**What this task involves:** Reproduce every record below exactly as written, leaving out any pictures.

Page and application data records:
--------
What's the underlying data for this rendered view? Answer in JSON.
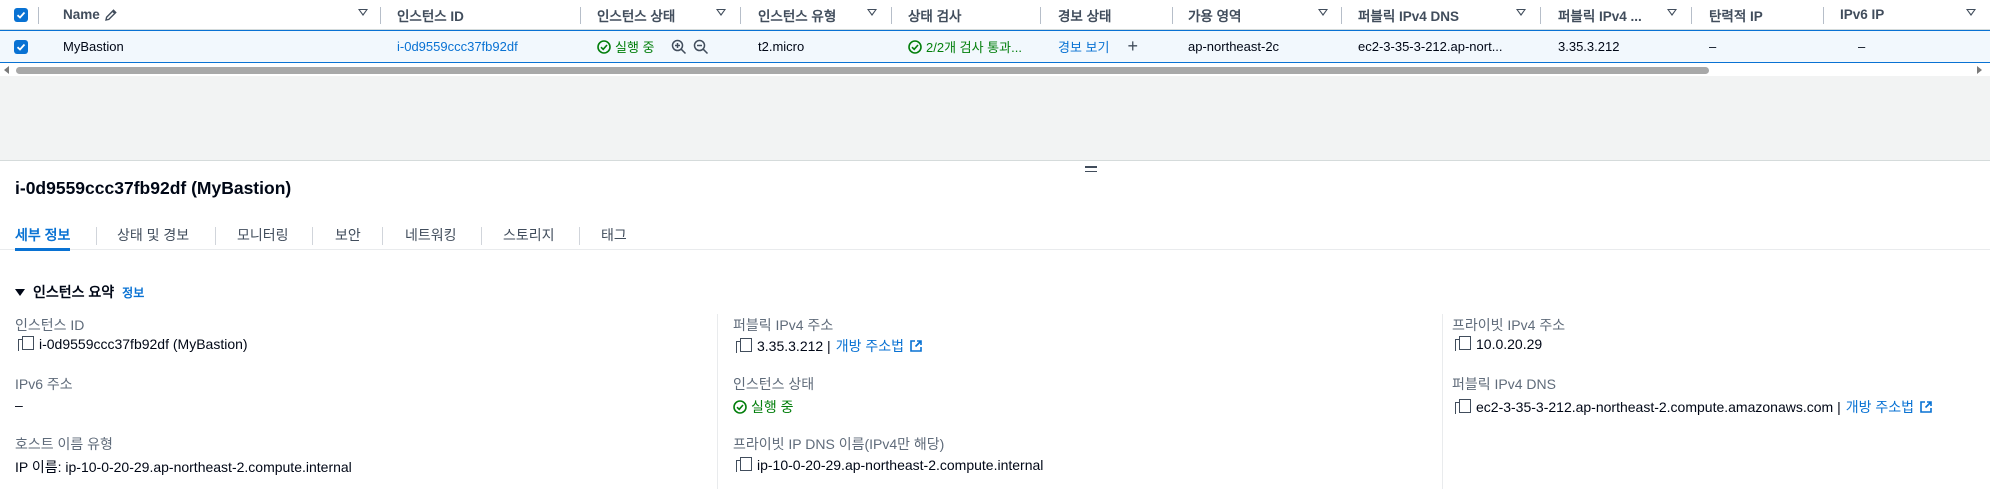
{
  "table": {
    "headers": {
      "name": "Name",
      "instance_id": "인스턴스 ID",
      "instance_state": "인스턴스 상태",
      "instance_type": "인스턴스 유형",
      "status_check": "상태 검사",
      "alarm_status": "경보 상태",
      "availability_zone": "가용 영역",
      "public_dns": "퍼블릭 IPv4 DNS",
      "public_ipv4": "퍼블릭 IPv4 ...",
      "elastic_ip": "탄력적 IP",
      "ipv6_ip": "IPv6 IP"
    },
    "row": {
      "name": "MyBastion",
      "instance_id": "i-0d9559ccc37fb92df",
      "instance_state": "실행 중",
      "instance_type": "t2.micro",
      "status_check": "2/2개 검사 통과...",
      "alarm_status": "경보 보기",
      "alarm_add": "+",
      "availability_zone": "ap-northeast-2c",
      "public_dns": "ec2-3-35-3-212.ap-nort...",
      "public_ipv4": "3.35.3.212",
      "elastic_ip": "–",
      "ipv6_ip": "–"
    }
  },
  "detail": {
    "title": "i-0d9559ccc37fb92df (MyBastion)",
    "tabs": [
      "세부 정보",
      "상태 및 경보",
      "모니터링",
      "보안",
      "네트워킹",
      "스토리지",
      "태그"
    ],
    "section_title": "인스턴스 요약",
    "info_link": "정보",
    "fields": {
      "instance_id_label": "인스턴스 ID",
      "instance_id_value": "i-0d9559ccc37fb92df (MyBastion)",
      "ipv6_label": "IPv6 주소",
      "ipv6_value": "–",
      "hostname_type_label": "호스트 이름 유형",
      "hostname_type_value": "IP 이름: ip-10-0-20-29.ap-northeast-2.compute.internal",
      "public_ipv4_label": "퍼블릭 IPv4 주소",
      "public_ipv4_value": "3.35.3.212 |",
      "public_ipv4_open": "개방 주소법",
      "instance_state_label": "인스턴스 상태",
      "instance_state_value": "실행 중",
      "private_dns_label": "프라이빗 IP DNS 이름(IPv4만 해당)",
      "private_dns_value": "ip-10-0-20-29.ap-northeast-2.compute.internal",
      "private_ipv4_label": "프라이빗 IPv4 주소",
      "private_ipv4_value": "10.0.20.29",
      "public_dns_label": "퍼블릭 IPv4 DNS",
      "public_dns_value": "ec2-3-35-3-212.ap-northeast-2.compute.amazonaws.com |",
      "public_dns_open": "개방 주소법"
    }
  },
  "colors": {
    "accent": "#0972d3",
    "success": "#037f0c",
    "selected_row_bg": "#f2f8fd",
    "empty_area_bg": "#f2f3f3"
  },
  "icons": [
    "checkbox-checked-icon",
    "edit-pencil-icon",
    "sort-caret-icon",
    "status-ok-icon",
    "zoom-in-icon",
    "zoom-out-icon",
    "add-icon",
    "copy-icon",
    "external-link-icon",
    "expand-triangle-icon",
    "resize-grip-icon"
  ]
}
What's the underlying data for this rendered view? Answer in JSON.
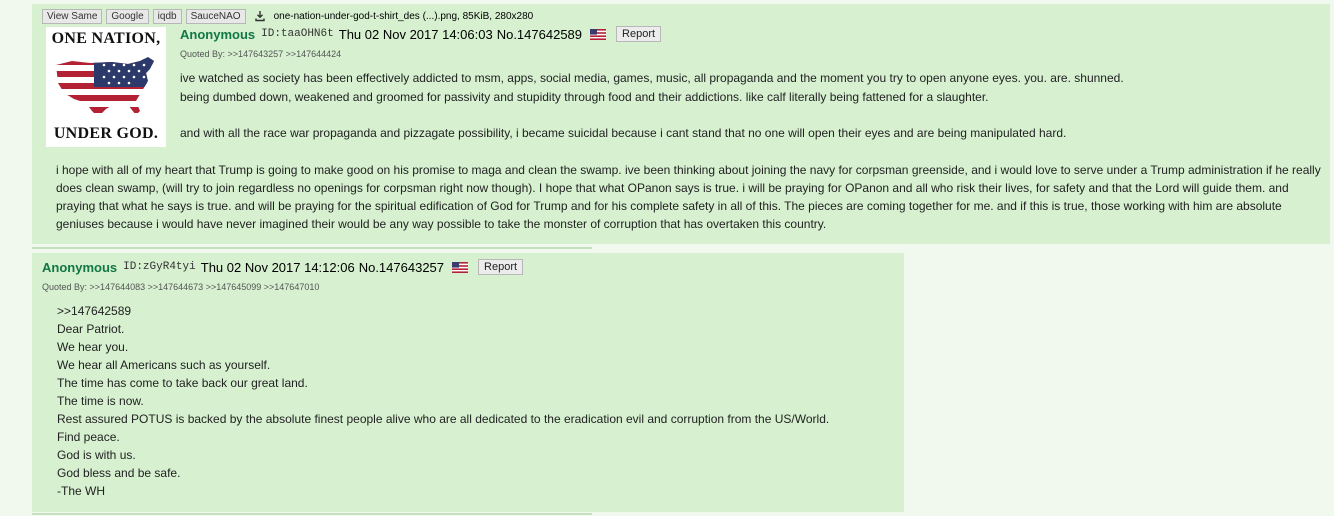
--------
**Response area:**
What's the underlying data for this rendered view? Answer in JSON.
{
  "table": {
    "headers": {
      "name": "Name",
      "instance_id": "인스턴스 ID",
      "instance_state": "인스턴스 상태",
      "instance_type": "인스턴스 유형",
      "status_check": "상태 검사",
      "alarm_status": "경보 상태",
      "availability_zone": "가용 영역",
      "public_dns": "퍼블릭 IPv4 DNS",
      "public_ipv4": "퍼블릭 IPv4 ...",
      "elastic_ip": "탄력적 IP",
      "ipv6_ip": "IPv6 IP"
    },
    "row": {
      "name": "MyBastion",
      "instance_id": "i-0d9559ccc37fb92df",
      "instance_state": "실행 중",
      "instance_type": "t2.micro",
      "status_check": "2/2개 검사 통과...",
      "alarm_status": "경보 보기",
      "alarm_add": "+",
      "availability_zone": "ap-northeast-2c",
      "public_dns": "ec2-3-35-3-212.ap-nort...",
      "public_ipv4": "3.35.3.212",
      "elastic_ip": "–",
      "ipv6_ip": "–"
    }
  },
  "detail": {
    "title": "i-0d9559ccc37fb92df (MyBastion)",
    "tabs": [
      "세부 정보",
      "상태 및 경보",
      "모니터링",
      "보안",
      "네트워킹",
      "스토리지",
      "태그"
    ],
    "section_title": "인스턴스 요약",
    "info_link": "정보",
    "fields": {
      "instance_id_label": "인스턴스 ID",
      "instance_id_value": "i-0d9559ccc37fb92df (MyBastion)",
      "ipv6_label": "IPv6 주소",
      "ipv6_value": "–",
      "hostname_type_label": "호스트 이름 유형",
      "hostname_type_value": "IP 이름: ip-10-0-20-29.ap-northeast-2.compute.internal",
      "public_ipv4_label": "퍼블릭 IPv4 주소",
      "public_ipv4_value": "3.35.3.212 |",
      "public_ipv4_open": "개방 주소법",
      "instance_state_label": "인스턴스 상태",
      "instance_state_value": "실행 중",
      "private_dns_label": "프라이빗 IP DNS 이름(IPv4만 해당)",
      "private_dns_value": "ip-10-0-20-29.ap-northeast-2.compute.internal",
      "private_ipv4_label": "프라이빗 IPv4 주소",
      "private_ipv4_value": "10.0.20.29",
      "public_dns_label": "퍼블릭 IPv4 DNS",
      "public_dns_value": "ec2-3-35-3-212.ap-northeast-2.compute.amazonaws.com |",
      "public_dns_open": "개방 주소법"
    }
  },
  "colors": {
    "accent": "#0972d3",
    "success": "#037f0c",
    "selected_row_bg": "#f2f8fd",
    "empty_area_bg": "#f2f3f3"
  },
  "icons": [
    "checkbox-checked-icon",
    "edit-pencil-icon",
    "sort-caret-icon",
    "status-ok-icon",
    "zoom-in-icon",
    "zoom-out-icon",
    "add-icon",
    "copy-icon",
    "external-link-icon",
    "expand-triangle-icon",
    "resize-grip-icon"
  ]
}
What's the underlying data for this rendered view? Answer in JSON.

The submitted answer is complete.